# Task
Each line of the data below containing "version" needs to be listed.

# Extracted entries

▼

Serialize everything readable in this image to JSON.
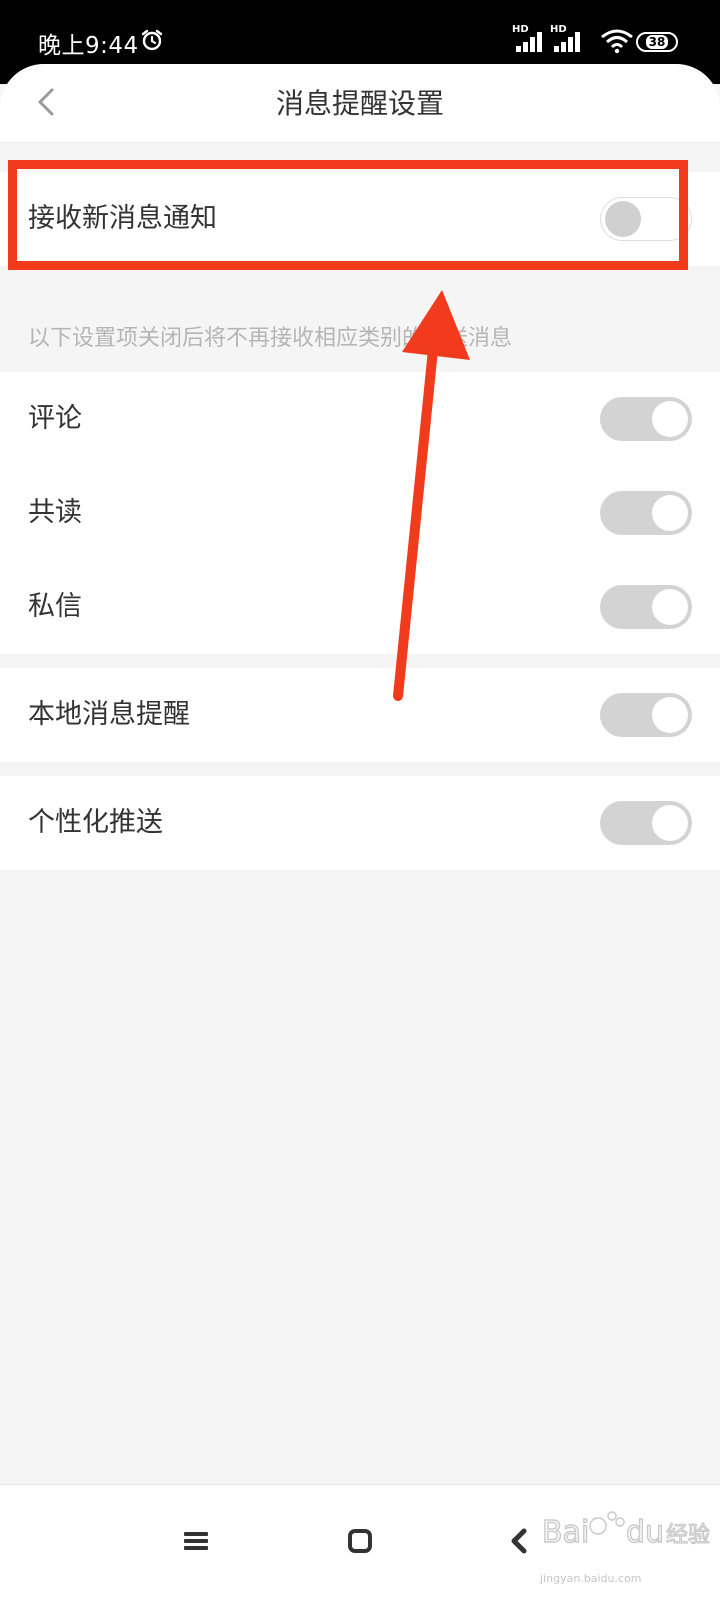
{
  "status_bar": {
    "time": "晚上9:44",
    "signal_labels": [
      "HD",
      "HD"
    ],
    "battery": "38",
    "icons": [
      "alarm-icon",
      "signal-icon",
      "wifi-icon",
      "battery-icon"
    ]
  },
  "header": {
    "title": "消息提醒设置",
    "back_icon": "chevron-left-icon"
  },
  "main_setting": {
    "label": "接收新消息通知",
    "toggle": "off"
  },
  "hint": "以下设置项关闭后将不再接收相应类别的推送消息",
  "items": [
    {
      "label": "评论",
      "toggle": "on"
    },
    {
      "label": "共读",
      "toggle": "on"
    },
    {
      "label": "私信",
      "toggle": "on"
    }
  ],
  "local_reminder": {
    "label": "本地消息提醒",
    "toggle": "on"
  },
  "personalized_push": {
    "label": "个性化推送",
    "toggle": "on"
  },
  "navbar": {
    "icons": [
      "menu-icon",
      "home-icon",
      "back-icon"
    ]
  },
  "watermark": {
    "brand": "Baidu 经验",
    "url": "jingyan.baidu.com"
  },
  "colors": {
    "annotation": "#f23a1c",
    "toggle_on": "#d3d3d3",
    "page_bg": "#f5f5f5"
  }
}
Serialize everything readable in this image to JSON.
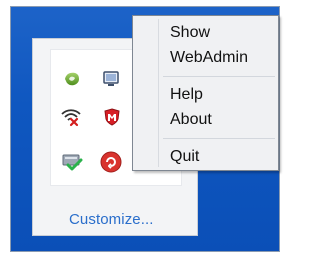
{
  "tray": {
    "customize_label": "Customize...",
    "icons": [
      "nvidia-icon",
      "monitor-icon",
      "network-disconnected-icon",
      "mcafee-shield-icon",
      "safely-remove-hardware-icon",
      "refresh-update-icon"
    ]
  },
  "context_menu": {
    "items": [
      {
        "label": "Show"
      },
      {
        "label": "WebAdmin"
      },
      {
        "label": "Help"
      },
      {
        "label": "About"
      },
      {
        "label": "Quit"
      }
    ]
  },
  "colors": {
    "desktop": "#1d63c8",
    "link": "#2a6ecb",
    "menu_bg": "#f0f1f3"
  }
}
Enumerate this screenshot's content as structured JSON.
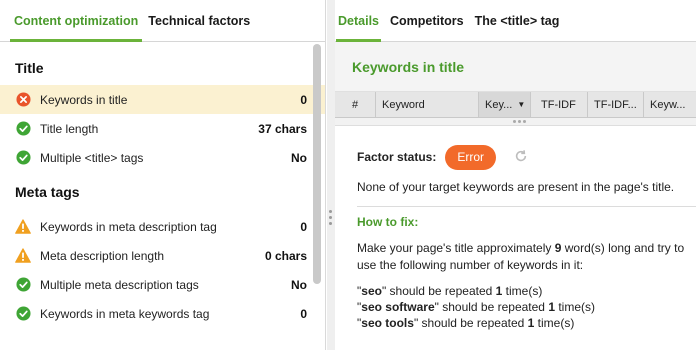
{
  "left_tabs": [
    "Content optimization",
    "Technical factors"
  ],
  "sections": [
    {
      "title": "Title",
      "rows": [
        {
          "label": "Keywords in title",
          "value": "0",
          "status": "error"
        },
        {
          "label": "Title length",
          "value": "37 chars",
          "status": "ok"
        },
        {
          "label": "Multiple <title> tags",
          "value": "No",
          "status": "ok"
        }
      ]
    },
    {
      "title": "Meta tags",
      "rows": [
        {
          "label": "Keywords in meta description tag",
          "value": "0",
          "status": "warning"
        },
        {
          "label": "Meta description length",
          "value": "0 chars",
          "status": "warning"
        },
        {
          "label": "Multiple meta description tags",
          "value": "No",
          "status": "ok"
        },
        {
          "label": "Keywords in meta keywords tag",
          "value": "0",
          "status": "ok"
        }
      ]
    }
  ],
  "right_tabs": [
    "Details",
    "Competitors",
    "The <title> tag"
  ],
  "panel_title": "Keywords in title",
  "grid_columns": [
    "#",
    "Keyword",
    "Key...",
    "TF-IDF",
    "TF-IDF...",
    "Keyw..."
  ],
  "details": {
    "status_label": "Factor status:",
    "status_badge": "Error",
    "message": "None of your target keywords are present in the page's title.",
    "how_to_fix_label": "How to fix:",
    "fix_text_before": "Make your page's title approximately ",
    "fix_number": "9",
    "fix_text_after": " word(s) long and try to use the following number of keywords in it:",
    "repetitions": [
      {
        "keyword": "seo",
        "count": "1"
      },
      {
        "keyword": "seo software",
        "count": "1"
      },
      {
        "keyword": "seo tools",
        "count": "1"
      }
    ],
    "rep_prefix": " should be repeated ",
    "rep_suffix": " time(s)"
  },
  "colors": {
    "accent": "#4a9a2c",
    "error": "#f26a2a",
    "warning": "#f0a020",
    "ok": "#3fa535"
  }
}
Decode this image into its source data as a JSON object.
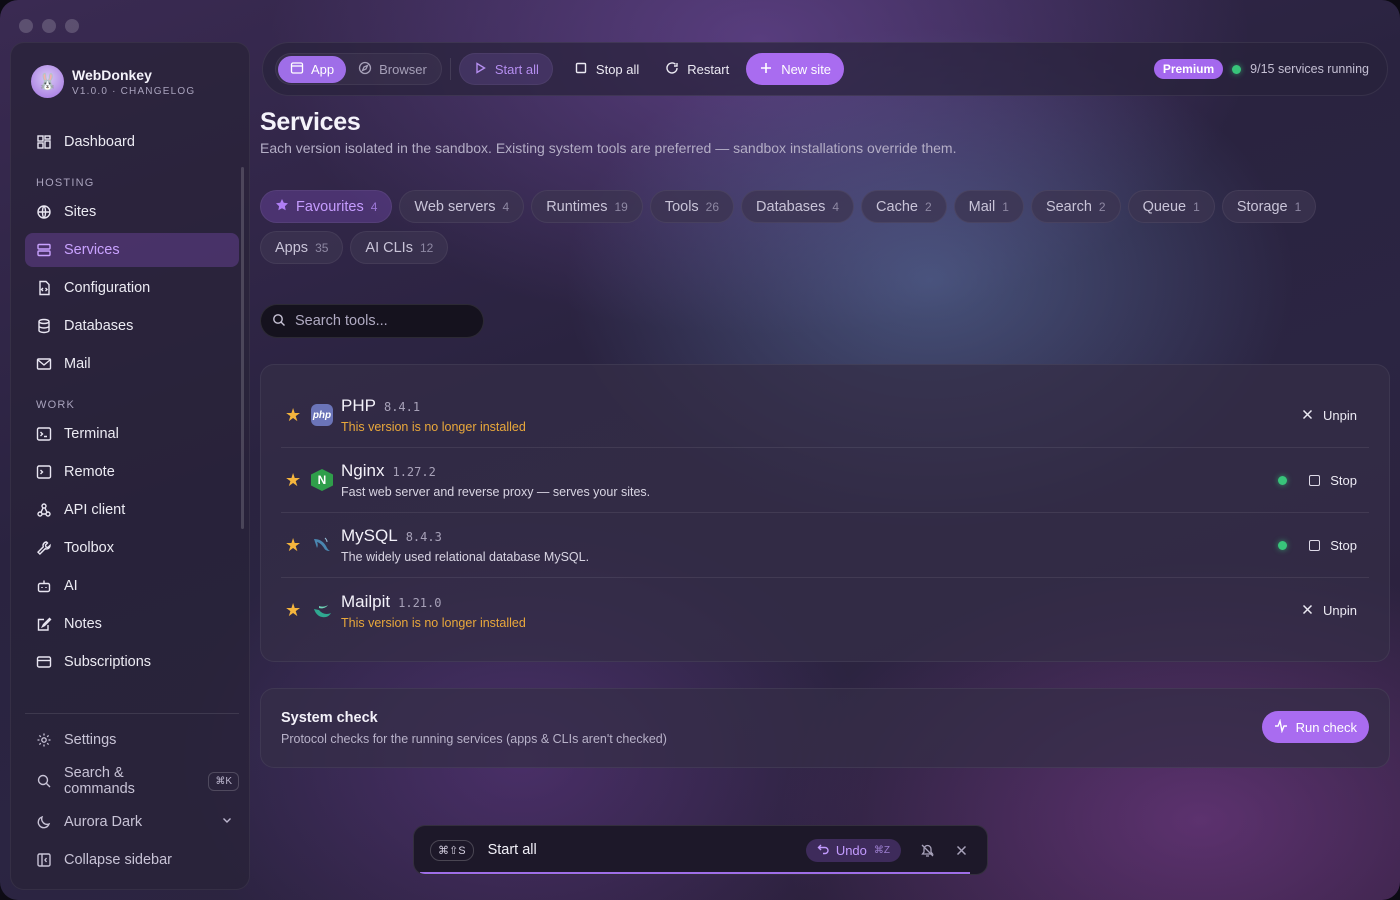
{
  "app": {
    "name": "WebDonkey",
    "version": "V1.0.0 · CHANGELOG"
  },
  "sidebar": {
    "top": [
      {
        "label": "Dashboard",
        "icon": "dashboard-icon"
      }
    ],
    "hosting_header": "HOSTING",
    "hosting": [
      {
        "label": "Sites",
        "icon": "globe-icon"
      },
      {
        "label": "Services",
        "icon": "server-icon",
        "active": true
      },
      {
        "label": "Configuration",
        "icon": "config-file-icon"
      },
      {
        "label": "Databases",
        "icon": "database-icon"
      },
      {
        "label": "Mail",
        "icon": "mail-icon"
      }
    ],
    "work_header": "WORK",
    "work": [
      {
        "label": "Terminal",
        "icon": "terminal-icon"
      },
      {
        "label": "Remote",
        "icon": "remote-icon"
      },
      {
        "label": "API client",
        "icon": "api-icon"
      },
      {
        "label": "Toolbox",
        "icon": "wrench-icon"
      },
      {
        "label": "AI",
        "icon": "bot-icon"
      },
      {
        "label": "Notes",
        "icon": "notes-icon"
      },
      {
        "label": "Subscriptions",
        "icon": "card-icon"
      }
    ],
    "settings": "Settings",
    "search": "Search & commands",
    "search_kbd": "⌘K",
    "theme": "Aurora Dark",
    "collapse": "Collapse sidebar"
  },
  "toolbar": {
    "app": "App",
    "browser": "Browser",
    "start_all": "Start all",
    "stop_all": "Stop all",
    "restart": "Restart",
    "new_site": "New site",
    "premium": "Premium",
    "status": "9/15 services running"
  },
  "page": {
    "title": "Services",
    "subtitle": "Each version isolated in the sandbox. Existing system tools are preferred — sandbox installations override them."
  },
  "filters": [
    {
      "label": "Favourites",
      "count": "4",
      "active": true
    },
    {
      "label": "Web servers",
      "count": "4"
    },
    {
      "label": "Runtimes",
      "count": "19"
    },
    {
      "label": "Tools",
      "count": "26"
    },
    {
      "label": "Databases",
      "count": "4"
    },
    {
      "label": "Cache",
      "count": "2"
    },
    {
      "label": "Mail",
      "count": "1"
    },
    {
      "label": "Search",
      "count": "2"
    },
    {
      "label": "Queue",
      "count": "1"
    },
    {
      "label": "Storage",
      "count": "1"
    },
    {
      "label": "Apps",
      "count": "35"
    },
    {
      "label": "AI CLIs",
      "count": "12"
    }
  ],
  "search": {
    "placeholder": "Search tools..."
  },
  "services": [
    {
      "name": "PHP",
      "version": "8.4.1",
      "desc": "This version is no longer installed",
      "warn": true,
      "action": "Unpin",
      "running": false,
      "icon": "php-icon",
      "icon_text": "php",
      "icon_color": "#6b74b8"
    },
    {
      "name": "Nginx",
      "version": "1.27.2",
      "desc": "Fast web server and reverse proxy — serves your sites.",
      "warn": false,
      "action": "Stop",
      "running": true,
      "icon": "nginx-icon",
      "icon_text": "N",
      "icon_color": "#2f9e4a"
    },
    {
      "name": "MySQL",
      "version": "8.4.3",
      "desc": "The widely used relational database MySQL.",
      "warn": false,
      "action": "Stop",
      "running": true,
      "icon": "mysql-dolphin-icon",
      "icon_text": "",
      "icon_color": "#3e6d8c"
    },
    {
      "name": "Mailpit",
      "version": "1.21.0",
      "desc": "This version is no longer installed",
      "warn": true,
      "action": "Unpin",
      "running": false,
      "icon": "mailpit-icon",
      "icon_text": "",
      "icon_color": "#2b8c82"
    }
  ],
  "system_check": {
    "title": "System check",
    "subtitle": "Protocol checks for the running services (apps & CLIs aren't checked)",
    "button": "Run check"
  },
  "toast": {
    "shortcut": "⌘⇧S",
    "message": "Start all",
    "undo": "Undo",
    "undo_kbd": "⌘Z",
    "progress": 0.97
  },
  "colors": {
    "accent": "#a96cf0",
    "running": "#38c47a",
    "warning": "#e9a83b",
    "star": "#f5b53d"
  }
}
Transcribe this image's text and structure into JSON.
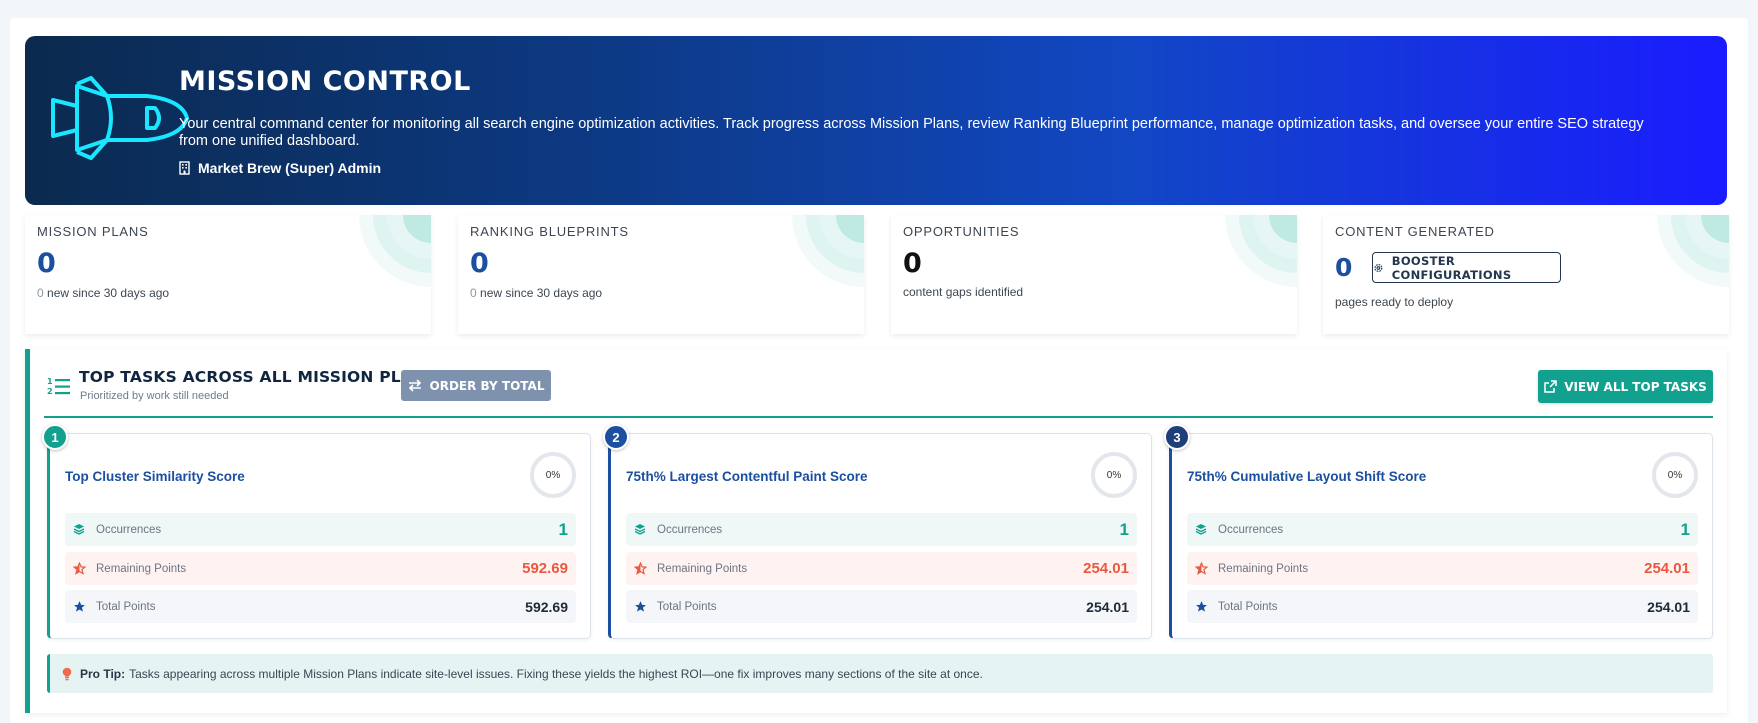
{
  "hero": {
    "title": "Mission Control",
    "description": "Your central command center for monitoring all search engine optimization activities. Track progress across Mission Plans, review Ranking Blueprint performance, manage optimization tasks, and oversee your entire SEO strategy from one unified dashboard.",
    "user": "Market Brew (Super) Admin"
  },
  "stats": [
    {
      "label": "Mission Plans",
      "value": "0",
      "sub_count": "0",
      "sub_text": " new since 30 days ago"
    },
    {
      "label": "Ranking Blueprints",
      "value": "0",
      "sub_count": "0",
      "sub_text": " new since 30 days ago"
    },
    {
      "label": "Opportunities",
      "value": "0",
      "sub_text": "content gaps identified"
    },
    {
      "label": "Content Generated",
      "value": "0",
      "button": "Booster Configurations",
      "sub_text": "pages ready to deploy"
    }
  ],
  "top_tasks": {
    "title": "Top Tasks Across All Mission Plans",
    "subtitle": "Prioritized by work still needed",
    "order_button": "Order by Total",
    "view_all_button": "View All Top Tasks",
    "labels": {
      "occurrences": "Occurrences",
      "remaining": "Remaining Points",
      "total": "Total Points"
    },
    "tasks": [
      {
        "rank": "1",
        "title": "Top Cluster Similarity Score",
        "progress": "0%",
        "occurrences": "1",
        "remaining": "592.69",
        "total": "592.69"
      },
      {
        "rank": "2",
        "title": "75th% Largest Contentful Paint Score",
        "progress": "0%",
        "occurrences": "1",
        "remaining": "254.01",
        "total": "254.01"
      },
      {
        "rank": "3",
        "title": "75th% Cumulative Layout Shift Score",
        "progress": "0%",
        "occurrences": "1",
        "remaining": "254.01",
        "total": "254.01"
      }
    ],
    "pro_tip_label": "Pro Tip:",
    "pro_tip_text": "Tasks appearing across multiple Mission Plans indicate site-level issues. Fixing these yields the highest ROI—one fix improves many sections of the site at once."
  },
  "colors": {
    "teal": "#12a08f",
    "navy": "#1b4fa0",
    "coral": "#e8593f"
  }
}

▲

# Output for this exercise
    "version": "V1.0.0 · CHANGELOG"
    "subtitle": "Each version isolated in the sandbox. Existing system tools are preferred — sandbox installations override them."
      "version": "8.4.1",
      "desc": "This version is no longer installed",
      "version": "1.27.2",
      "version": "8.4.3",
      "version": "1.21.0",
      "desc": "This version is no longer installed",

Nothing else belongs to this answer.